The DPI Golden Thesis Award for 2016 has been granted to Dr. Davood Abbaszadeh in recognition of his excellent research in the field of polymers, as published in the thesis Reduction of Loss Processes in Polymer Light-Emitting Diodes. Dr. Abbaszadeh defended his thesis in May 2016 at the University of Groningen (Netherlands). The research described in the thesis formed part of the research programme of DPI and was conducted under the supervision of Prof. Paul Blom of the University of Groningen (Netherlands), who is now director of the Max Planck Institute (MPI) for Polymer Research in Mainz (Germany).
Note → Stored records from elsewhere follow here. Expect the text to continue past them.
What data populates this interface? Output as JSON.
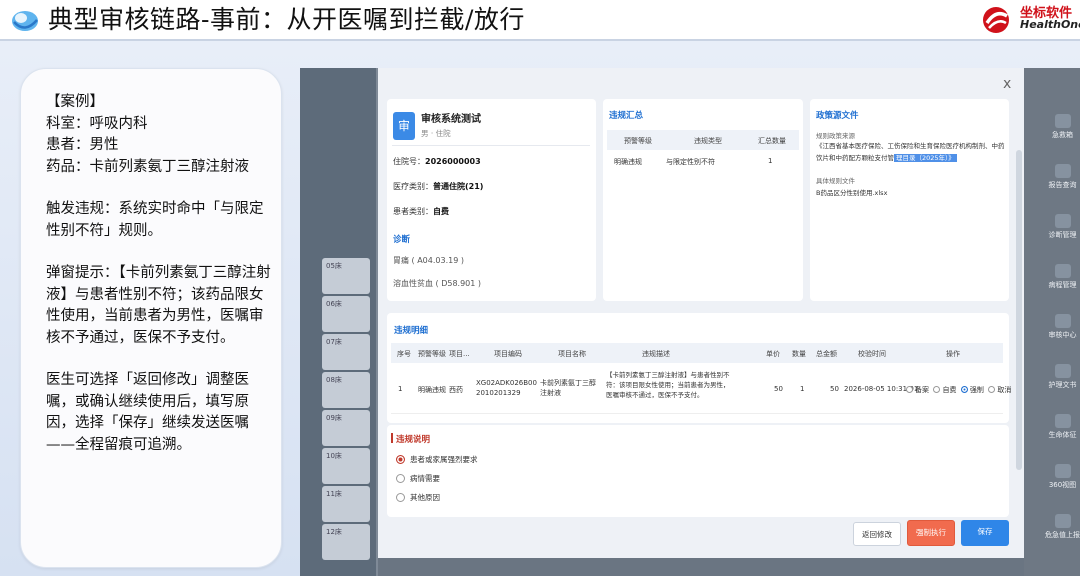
{
  "slide": {
    "title": "典型审核链路-事前：从开医嘱到拦截/放行",
    "brand_cn": "坐标软件",
    "brand_en": "HealthOne",
    "colors": {
      "accent": "#1f6fd1",
      "brand_red": "#d0121b",
      "danger": "#f16b4e",
      "primary": "#2f86e8"
    }
  },
  "case": {
    "heading": "【案例】",
    "dept": "科室：呼吸内科",
    "patient": "患者：男性",
    "drug": "药品：卡前列素氨丁三醇注射液",
    "trigger": "触发违规：系统实时命中「与限定性别不符」规则。",
    "popup": "弹窗提示：【卡前列素氨丁三醇注射液】与患者性别不符；该药品限女性使用，当前患者为男性，医嘱审核不予通过，医保不予支付。",
    "doctor": "医生可选择「返回修改」调整医嘱，或确认继续使用后，填写原因，选择「保存」继续发送医嘱",
    "trace": "——全程留痕可追溯。"
  },
  "background": {
    "left_items": [
      "05床",
      "06床",
      "07床",
      "08床",
      "09床",
      "10床",
      "11床",
      "12床"
    ],
    "right_items": [
      "急救箱",
      "报告查询",
      "诊断管理",
      "病程管理",
      "审核中心",
      "护理文书",
      "生命体征",
      "360视图",
      "危急值上报"
    ]
  },
  "modal": {
    "close": "x",
    "patient": {
      "avatar_char": "审",
      "name": "审核系统测试",
      "sub": "男 · 住院",
      "inpatient_no_label": "住院号：",
      "inpatient_no": "2026000003",
      "med_type_label": "医疗类别：",
      "med_type": "普通住院(21)",
      "pat_type_label": "患者类别：",
      "pat_type": "自费",
      "diag_title": "诊断",
      "diagnoses": [
        "胃痛 ( A04.03.19 )",
        "溶血性贫血 ( D58.901 )"
      ]
    },
    "summary": {
      "title": "违规汇总",
      "headers": [
        "预警等级",
        "违规类型",
        "汇总数量"
      ],
      "row": [
        "明确违规",
        "与限定性别不符",
        "1"
      ]
    },
    "policy": {
      "title": "政策源文件",
      "source_label": "规则政策来源",
      "source_text": "《江西省基本医疗保险、工伤保险和生育保险医疗机构制剂、中药饮片和中药配方颗粒支付管",
      "source_highlight": "理目录（2025年）》",
      "file_label": "具体规则文件",
      "file": "B药品区分性别使用.xlsx"
    },
    "detail": {
      "title": "违规明细",
      "headers": [
        "序号",
        "预警等级",
        "项目...",
        "项目编码",
        "项目名称",
        "违规描述",
        "单价",
        "数量",
        "总金额",
        "校验时间",
        "操作"
      ],
      "row": {
        "no": "1",
        "level": "明确违规",
        "category": "西药",
        "code": "XG02ADK026B002010201329",
        "name": "卡前列素氨丁三醇注射液",
        "desc": "【卡前列素氨丁三醇注射液】与患者性别不符：该项目限女性使用；当前患者为男性，医嘱审核不通过，医保不予支付。",
        "price": "50",
        "qty": "1",
        "total": "50",
        "time": "2026-08-05 10:31:01",
        "ops": [
          "备案",
          "自费",
          "强制",
          "取消"
        ],
        "op_selected": "强制"
      }
    },
    "reason": {
      "title": "违规说明",
      "options": [
        "患者或家属强烈要求",
        "病情需要",
        "其他原因"
      ],
      "selected": "患者或家属强烈要求"
    },
    "buttons": {
      "back": "返回修改",
      "force": "强制执行",
      "save": "保存"
    }
  }
}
The Golden Thesis Award is granted annually for the best PhD thesis resulting from DPI-funded research. Davood Abbaszadeh was declared the winner from among the three finalists competing for this year’s award. The other two candidates were: Nick Jaensson (Eindhoven University of Technology), with a thesis on Modelling Interfaces and Particles in Viscoelastic Fluids, and Yi Jiang (University of Groningen, with a thesis on Enzymatic Polymerization of Biobased Polyesters and Polyamides. The award was presented during the plenary session of the DPI Annual Meeting 2016 in Arnhem on 23 November.
The three contenders had been selected from the seven nominations received this year. During the plenary session, each of them gave short presentations describing their PhD research in the presence of the Award Committee comprising Prof. Martien Cohen Stuart (former Scientific Director of DPI, chair), Prof. Costantino Creton (ESPCI Paris), Prof. Cor Koning (Eindhoven University of Technology) and Dr. Bernd Ensing (University of Amsterdam). The committee judged the candidates on four criteria: scientific quality and originality, relevance and societal impact, presentation, and embedding within DPI.
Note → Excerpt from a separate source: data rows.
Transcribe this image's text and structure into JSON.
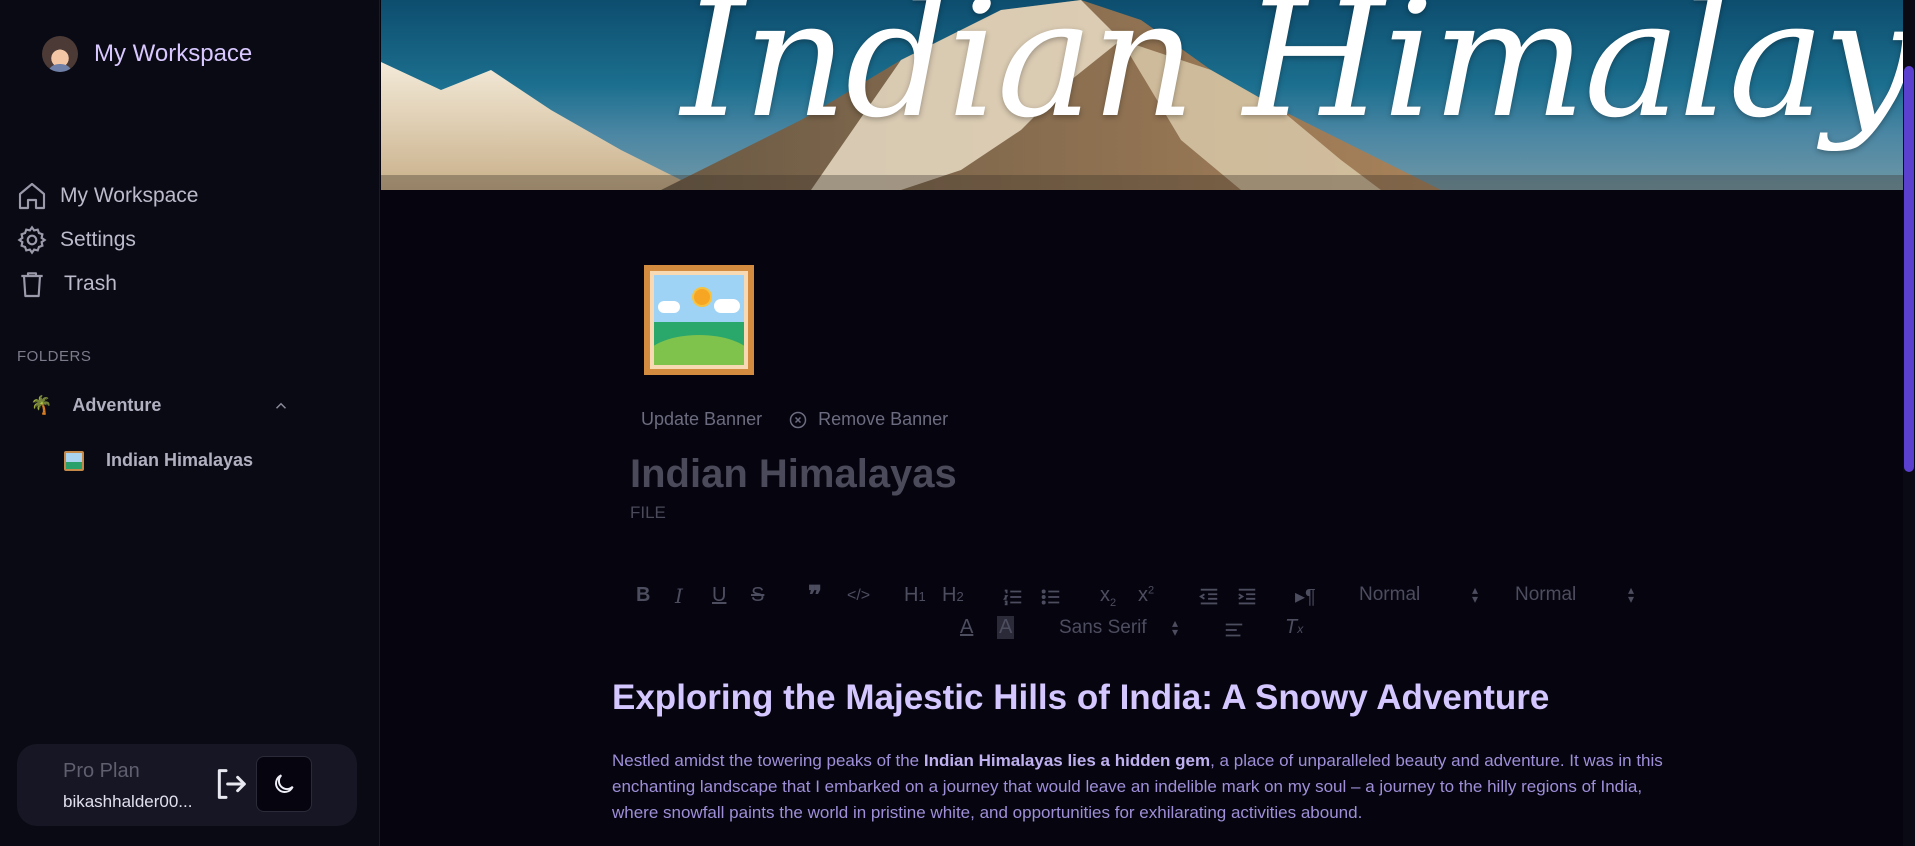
{
  "workspace": {
    "name": "My Workspace"
  },
  "nav": {
    "items": [
      {
        "label": "My Workspace",
        "icon": "home-icon"
      },
      {
        "label": "Settings",
        "icon": "gear-icon"
      },
      {
        "label": "Trash",
        "icon": "trash-icon"
      }
    ]
  },
  "folders": {
    "heading": "FOLDERS",
    "items": [
      {
        "emoji": "🌴",
        "label": "Adventure",
        "files": [
          {
            "label": "Indian Himalayas"
          }
        ]
      }
    ]
  },
  "plan": {
    "label": "Pro Plan",
    "email": "bikashhalder00..."
  },
  "banner": {
    "title": "Indian Himalayas"
  },
  "document": {
    "update_banner": "Update Banner",
    "remove_banner": "Remove Banner",
    "title": "Indian Himalayas",
    "type": "FILE"
  },
  "toolbar": {
    "header_select": "Normal",
    "size_select": "Normal",
    "font_select": "Sans Serif"
  },
  "content": {
    "heading": "Exploring the Majestic Hills of India: A Snowy Adventure",
    "para_part1": "Nestled amidst the towering peaks of the ",
    "para_bold": "Indian Himalayas lies a hidden gem",
    "para_part2": ", a place of unparalleled beauty and adventure. It was in this enchanting landscape that I embarked on a journey that would leave an indelible mark on my soul – a journey to the hilly regions of India, where snowfall paints the world in pristine white, and opportunities for exhilarating activities abound."
  },
  "colors": {
    "accent": "#d8c8ff",
    "scroll_thumb": "#5b3fcf",
    "background": "#05040f"
  }
}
Given the excellent quality of the work of all three researchers, it was a close finish, but the Award Committee was unanimous in its choice of the winner: “The research work of Abbaszadeh is truly exceptional in the sense that a breakthrough has been achieved. The problem of electron trapping in PLEDs, which had haunted the field for 30 years has been solved in a most counterintuitive way, based on insight in the trap occupation statistics, namely by simply diluting the electron carrier material by replacing it with a cheap insulating polymer. Although this reduces the density of electron carriers, it has a much larger effect on the trapping, so that conduction goes up by orders of magnitude.” The committee emphasised that the credit for this most original contribution went entirely to Dr. Abbaszadeh, since his supervisor (who had left for the MPI in Mainz) was not involved in the daily supervision of his work at the crucial stage and only became aware of the results after the first trap-free diodes were fabricated.
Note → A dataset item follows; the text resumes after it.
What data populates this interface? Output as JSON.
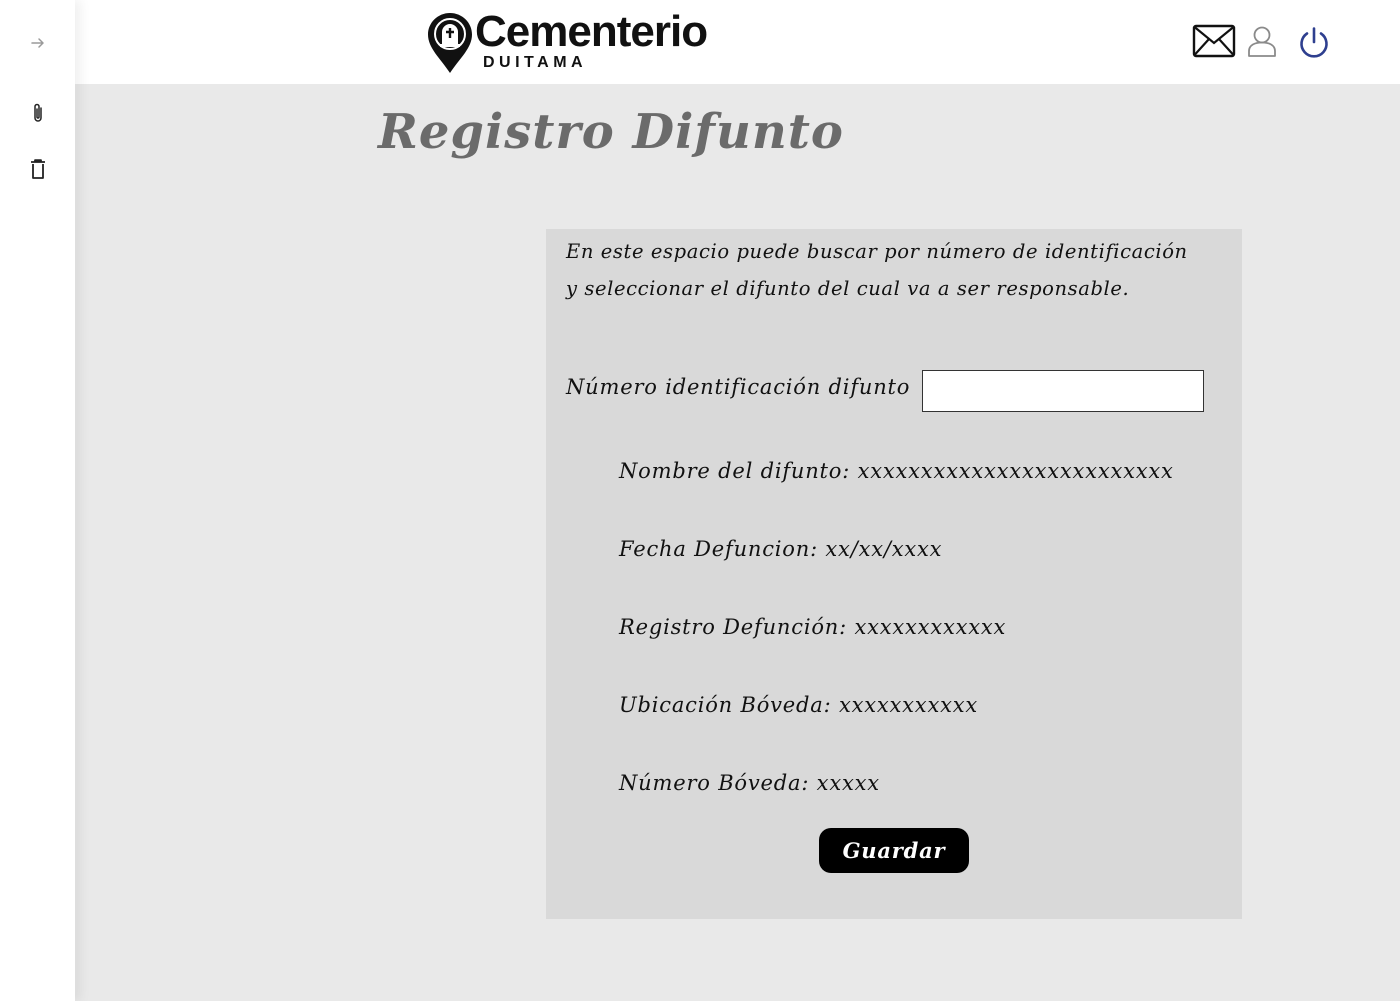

Davood Abbaszadeh was delighted with the award. Asked what it meant to him professionally, he said: "It’s a great honour. To be recognized for your work in this way is very encouraging and boosts your self-confidence. It also shows that I succeeded in achieving what I had wanted to achieve.” He expects his PhD research to find its way into practical applications in the near future, in products such as lighting devices and displays, offering greater efficiency than for example OLEDS.
Dr. Abbaszadeh is currently working at Linköping University in Sweden, where he is doing research in the field of organic ratchets for use in energy harvesting systems.